Quiana has been cancer-free for nine years, but when she was diagnosed with lymphoma – she remembers feeling completely numb, “I did not feel anything until I looked in the mirror. I would not look at it. But, when I did – that was when it really hit me… I hate chemo. Chemo was not my friend. I know it helped me, but it was more like a mean teacher there to help. I could not stand it.” It was a challenging time, but Quiana drew her strength and resilience from a higher source: God. She was not DJ’ing during her chemo sessions, but when Quiana overcame the battle in 2005 – it propelled her to start DJ For A Cure, a foundation that aligned her craft with a cause that she strongly believed in. DJ For a Cure aims to educate, support, and raise the awareness of cancer – by gathering DJs, visionaries, and survivors who use their creativity to empower patients and connect them through the power of music.

PUMA® and DJ Quiana Parks will kick off the summer with DJ For a Cure‘s 2nd event on June 26th in New York City (flyer below). There will be board games, prizes from Krink, music by DJs Austin Millz and Charles Browne, and hosted by DJ Kiss and Chef Roblé. Quiana will also be auctioning off one of her oil paintings as a donation to The Leukemia & Lymphoma Society.

DJ For a Cure Flyer

As a cancer survivor, what advice would you give to women who are going through the same thing you went through? Put yourself in the mind frame that you are cured. No matter how things look, there are two ways you can come out of a situation: feeling ugly – with a veil of fear OR having faith – and the beauty of never giving up.

Where can we learn more about DJ For A Cure? How can we help out? www.djforacure.com and www.twitter.com/djforacure – for more info check out the website and please donate to The Leukemia & Lymphoma Society!

How have the women in your life been instrumental in your life and career? My mother introduced me to music. My sister supports me in everything I do. My mentors DJ Kiss and Sapphira M. HIll guide me along the way.

Cultural trends constantly change. What do you do to stay relevant, connected, and ahead of the curve? I just try to be myself and never worry about the trends.

How do you keep track of your personal and business goals – and stay creative at the same time (even when you’re exhausted)? My sister Qyera keeps me balanced with all that I do!

How important are mentors? Who is your mentor? DJ Kiss and Sapphira are amazing and influential women who have helped me when Google could not, haha.

What place inspires you the most? Art Basel for their amazing music and artists.

When do you feel most powerful? When I am behind the DJ booth and everyone is dancing – even that one person in the room that you never thought in a million years would bust out a move, haha – that is when I feel most powerful.
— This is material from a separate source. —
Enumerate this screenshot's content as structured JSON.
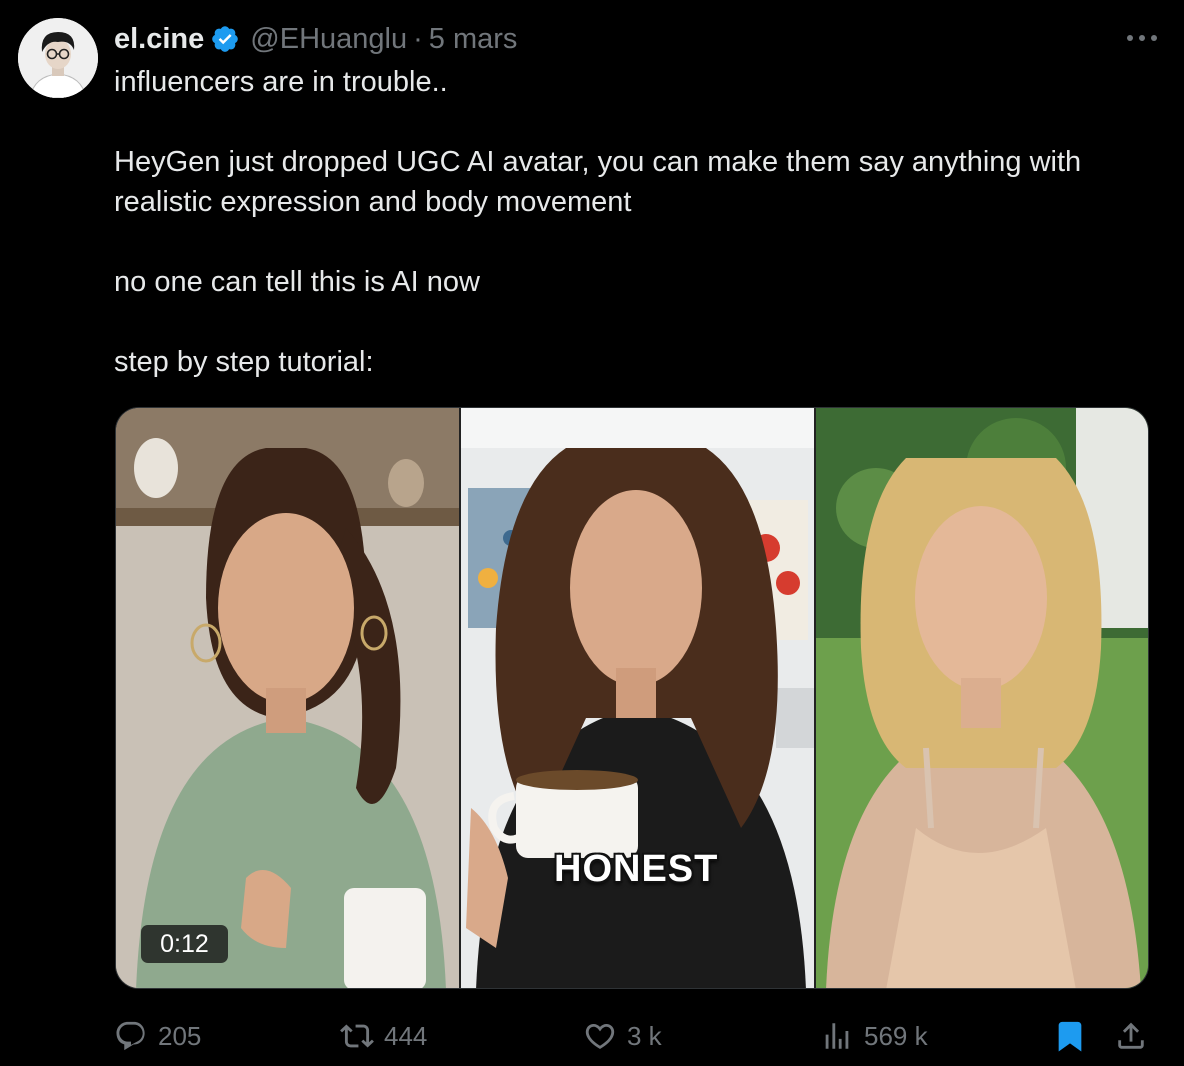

Why do you love what you do? I get to live for a living.

Define your idea of success. Happiness.

PRESS PLAY

Follow Quiana Parks on Instagram!